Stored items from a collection
----------

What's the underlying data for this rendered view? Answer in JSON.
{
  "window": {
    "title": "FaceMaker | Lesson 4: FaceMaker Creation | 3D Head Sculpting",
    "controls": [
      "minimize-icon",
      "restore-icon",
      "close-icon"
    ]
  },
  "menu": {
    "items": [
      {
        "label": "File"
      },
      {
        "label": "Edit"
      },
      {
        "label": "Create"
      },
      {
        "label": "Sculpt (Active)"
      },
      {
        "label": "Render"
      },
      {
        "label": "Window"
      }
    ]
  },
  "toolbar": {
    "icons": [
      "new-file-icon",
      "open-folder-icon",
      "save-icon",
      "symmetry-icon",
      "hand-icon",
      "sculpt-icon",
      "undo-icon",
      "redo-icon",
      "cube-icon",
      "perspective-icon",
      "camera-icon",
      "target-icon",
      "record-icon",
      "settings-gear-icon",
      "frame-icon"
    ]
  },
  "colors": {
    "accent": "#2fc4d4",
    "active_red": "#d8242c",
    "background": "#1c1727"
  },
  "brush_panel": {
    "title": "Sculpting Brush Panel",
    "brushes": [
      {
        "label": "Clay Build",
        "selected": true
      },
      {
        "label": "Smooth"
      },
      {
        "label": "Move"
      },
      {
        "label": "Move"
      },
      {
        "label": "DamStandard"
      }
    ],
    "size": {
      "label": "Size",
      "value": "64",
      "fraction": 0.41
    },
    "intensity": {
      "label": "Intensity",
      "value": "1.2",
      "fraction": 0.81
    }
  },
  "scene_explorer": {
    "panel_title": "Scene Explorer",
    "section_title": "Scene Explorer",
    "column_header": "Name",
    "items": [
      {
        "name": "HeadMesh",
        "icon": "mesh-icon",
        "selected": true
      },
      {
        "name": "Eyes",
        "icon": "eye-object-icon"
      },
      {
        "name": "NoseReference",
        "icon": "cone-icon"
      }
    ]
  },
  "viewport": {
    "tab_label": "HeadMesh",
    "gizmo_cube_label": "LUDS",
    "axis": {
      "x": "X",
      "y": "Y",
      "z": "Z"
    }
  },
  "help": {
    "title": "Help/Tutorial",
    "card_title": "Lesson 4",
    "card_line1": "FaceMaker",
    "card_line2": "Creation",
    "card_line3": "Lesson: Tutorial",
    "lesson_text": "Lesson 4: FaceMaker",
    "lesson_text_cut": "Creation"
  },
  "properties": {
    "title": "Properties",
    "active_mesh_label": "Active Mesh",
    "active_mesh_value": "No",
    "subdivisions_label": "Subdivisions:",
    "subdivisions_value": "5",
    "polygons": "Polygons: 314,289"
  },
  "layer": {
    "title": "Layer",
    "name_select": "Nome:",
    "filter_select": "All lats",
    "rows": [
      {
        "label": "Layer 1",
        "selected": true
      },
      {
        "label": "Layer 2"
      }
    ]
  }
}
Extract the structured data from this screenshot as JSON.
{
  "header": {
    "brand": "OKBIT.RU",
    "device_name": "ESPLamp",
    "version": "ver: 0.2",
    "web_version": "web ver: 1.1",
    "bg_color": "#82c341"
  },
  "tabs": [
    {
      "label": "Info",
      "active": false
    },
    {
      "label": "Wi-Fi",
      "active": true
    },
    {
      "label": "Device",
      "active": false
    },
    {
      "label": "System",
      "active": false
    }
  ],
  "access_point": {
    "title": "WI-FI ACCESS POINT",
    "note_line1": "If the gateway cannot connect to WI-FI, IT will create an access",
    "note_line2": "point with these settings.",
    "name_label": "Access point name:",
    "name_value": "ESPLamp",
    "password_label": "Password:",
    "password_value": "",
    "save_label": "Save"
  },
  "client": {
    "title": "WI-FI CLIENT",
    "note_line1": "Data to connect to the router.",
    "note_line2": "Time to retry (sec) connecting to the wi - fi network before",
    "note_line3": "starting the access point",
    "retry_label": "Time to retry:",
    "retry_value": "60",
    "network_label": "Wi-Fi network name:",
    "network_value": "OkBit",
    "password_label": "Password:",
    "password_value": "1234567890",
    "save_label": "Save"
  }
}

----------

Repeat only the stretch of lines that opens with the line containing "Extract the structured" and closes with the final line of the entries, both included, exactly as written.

▸ Task solution:
Extract the structured data from this screenshot as JSON.
{
  "header": {
    "brand": "OKBIT.RU",
    "device_name": "ESPLamp",
    "version": "ver: 0.2",
    "web_version": "web ver: 1.1",
    "bg_color": "#82c341"
  },
  "tabs": [
    {
      "label": "Info",
      "active": false
    },
    {
      "label": "Wi-Fi",
      "active": true
    },
    {
      "label": "Device",
      "active": false
    },
    {
      "label": "System",
      "active": false
    }
  ],
  "access_point": {
    "title": "WI-FI ACCESS POINT",
    "note_line1": "If the gateway cannot connect to WI-FI, IT will create an access",
    "note_line2": "point with these settings.",
    "name_label": "Access point name:",
    "name_value": "ESPLamp",
    "password_label": "Password:",
    "password_value": "",
    "save_label": "Save"
  },
  "client": {
    "title": "WI-FI CLIENT",
    "note_line1": "Data to connect to the router.",
    "note_line2": "Time to retry (sec) connecting to the wi - fi network before",
    "note_line3": "starting the access point",
    "retry_label": "Time to retry:",
    "retry_value": "60",
    "network_label": "Wi-Fi network name:",
    "network_value": "OkBit",
    "password_label": "Password:",
    "password_value": "1234567890",
    "save_label": "Save"
  }
}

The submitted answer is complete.